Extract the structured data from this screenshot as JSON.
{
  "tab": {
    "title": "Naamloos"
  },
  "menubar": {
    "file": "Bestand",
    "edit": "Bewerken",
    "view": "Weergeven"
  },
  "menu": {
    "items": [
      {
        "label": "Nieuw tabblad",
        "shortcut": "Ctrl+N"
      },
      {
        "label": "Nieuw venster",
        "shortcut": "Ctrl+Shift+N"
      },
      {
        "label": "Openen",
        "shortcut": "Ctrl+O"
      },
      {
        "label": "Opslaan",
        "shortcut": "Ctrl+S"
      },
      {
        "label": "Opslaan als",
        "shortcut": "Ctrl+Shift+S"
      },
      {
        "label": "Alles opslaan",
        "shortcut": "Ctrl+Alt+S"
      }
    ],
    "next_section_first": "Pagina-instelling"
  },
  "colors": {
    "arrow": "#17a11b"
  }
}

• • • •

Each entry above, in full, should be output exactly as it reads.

--- TASK RESULT ---
Extract the structured data from this screenshot as JSON.
{
  "tab": {
    "title": "Naamloos"
  },
  "menubar": {
    "file": "Bestand",
    "edit": "Bewerken",
    "view": "Weergeven"
  },
  "menu": {
    "items": [
      {
        "label": "Nieuw tabblad",
        "shortcut": "Ctrl+N"
      },
      {
        "label": "Nieuw venster",
        "shortcut": "Ctrl+Shift+N"
      },
      {
        "label": "Openen",
        "shortcut": "Ctrl+O"
      },
      {
        "label": "Opslaan",
        "shortcut": "Ctrl+S"
      },
      {
        "label": "Opslaan als",
        "shortcut": "Ctrl+Shift+S"
      },
      {
        "label": "Alles opslaan",
        "shortcut": "Ctrl+Alt+S"
      }
    ],
    "next_section_first": "Pagina-instelling"
  },
  "colors": {
    "arrow": "#17a11b"
  }
}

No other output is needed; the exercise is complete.